ABOVE: Barge Nilaya cruises on a French canal at warp speed (4 mph or 6 km/h).
Barge cruising is a delightful way to explore the countryside and small towns of France--assuming that you aren't in a hurry. The barge carries you slowly along the canals and rivers of France's historic inland waterway network, and you can hop on or off whenever the barge goes through a canal lock. (Between locks, you can easily keep up with the barge as you hike or bike along the towpath.)
The atmosphere is informal, the mood is relaxed, and you'll quickly find yourself bonding with your few fellow passengers over drinks on deck and meals that are cooked fresh from local ingredients.
Stil, not all hotel barges are the same: Some barges carry a dozen or more passengers, while a few--such as Barge Nilaya, shown above--carry no more than four guests.
Many barges are operated by long-established companies like European Waterways Ltd. or French Country Waterways. Others--including Barge Nilaya--are owned, maintained, and marketed by individuals such as Kevin Hartwell, a man who gave up 9-to-5 employment for a new life as a barge captain more than a decade ago.
On his Web site, Bargenilaya.com, Kevin describes his moment of epiphany in 2001, when he was searching the Internet for a home and career on the water:
"Purely by chance, I stumbled upon the picture of a stunning 'luxemotor Dutch barge'. Beautifully photographed, in bright sunlight, with blue skies behind it. Happy healthy looking people populating the decks, each with a glass of wine in hand and gazing out across an undeniably French landscape. It was at this point that I began to imagine barging on the canals of France. Bigger barges, a vast network of European waterways to discover and along with it, a Europe I had sadly neglected in favour of more distant long haul destinations. The rest as they say, is history."
Today, Kevin is living the dream with Isabelle, his Belgian partner, and up to four passengers at a time. Barge Nilaya has two guest cabins, each with ensuite WC and shower, plus a saloon with dining table, a galley, and space on deck for eating, drinking, or enjoying the passing views.
Unlike cruises on higher-priced luxury hotel barges (see our Renaissance cruise review), a trip on Nilaya is like being a guest on a friend's boat: You make your own bed, help wash the dishes, and (in Kevin's words) "treat my barge as your own home away from home."

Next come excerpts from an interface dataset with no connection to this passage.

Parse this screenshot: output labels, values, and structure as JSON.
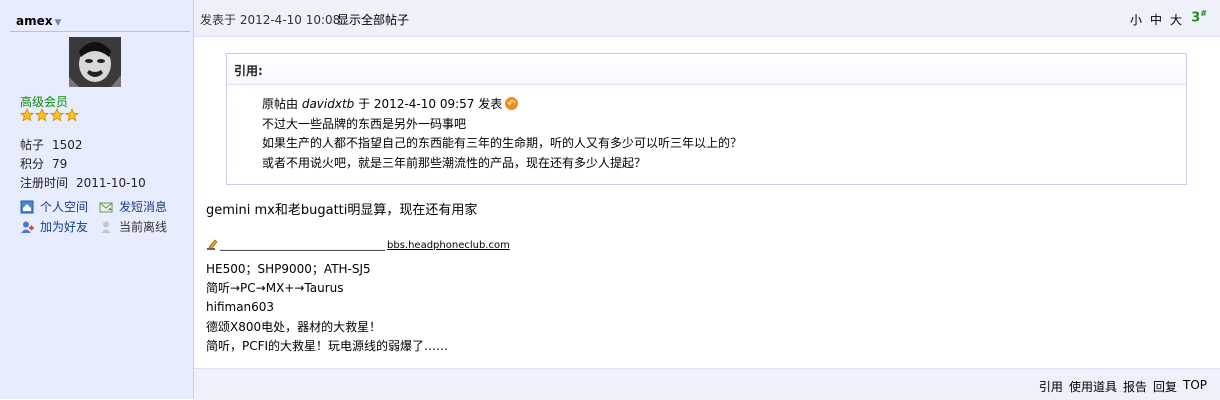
{
  "user": {
    "name": "amex",
    "rank": "高级会员",
    "stars": 4,
    "stats": [
      {
        "label": "帖子",
        "value": "1502"
      },
      {
        "label": "积分",
        "value": "79"
      },
      {
        "label": "注册时间",
        "value": "2011-10-10"
      }
    ],
    "actions": {
      "space": "个人空间",
      "message": "发短消息",
      "friend": "加为好友",
      "status": "当前离线"
    }
  },
  "post": {
    "posted_at": "发表于 2012-4-10 10:08",
    "show_all": "显示全部帖子",
    "font_small": "小",
    "font_medium": "中",
    "font_large": "大",
    "floor": "3",
    "floor_sup": "#"
  },
  "quote": {
    "title": "引用:",
    "by_prefix": "原帖由 ",
    "by_user": "davidxtb",
    "by_suffix": " 于 2012-4-10 09:57 发表",
    "lines": [
      "不过大一些品牌的东西是另外一码事吧",
      "如果生产的人都不指望自己的东西能有三年的生命期，听的人又有多少可以听三年以上的？",
      "或者不用说火吧，就是三年前那些潮流性的产品，现在还有多少人提起？"
    ]
  },
  "message": "gemini mx和老bugatti明显算，现在还有用家",
  "signature": {
    "dashes": "______________________________",
    "site": "bbs.headphoneclub.com",
    "lines": [
      "HE500；SHP9000；ATH-SJ5",
      "简听→PC→MX+→Taurus",
      "hifiman603",
      "德颂X800电处，器材的大救星！",
      "简听，PCFI的大救星！玩电源线的弱爆了……"
    ]
  },
  "footer": {
    "quote": "引用",
    "use_tool": "使用道具",
    "report": "报告",
    "reply": "回复",
    "top": "TOP"
  }
}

Barge Nilaya is available for whole-boat charters (obviously more practical with a small barge than a large one) or individual bookings. Rates from April through October, 2012 start at £1000 per person for a charter and £1250 per person for a twin or double cabin. The fare includes breakfast and a light lunch on each cruising day, one home-cooked dinner, an evening drink, and other meals by special arrangement.
For more information on navigating France's inland waterways with Kevin and Isabelle for a week (including more photos and videos), visit www.bargenilaya.com.
BELOW: Isabelle and Kevin on deck, guests enjoying drinks with Kevin, and Barge Nilaya's salon.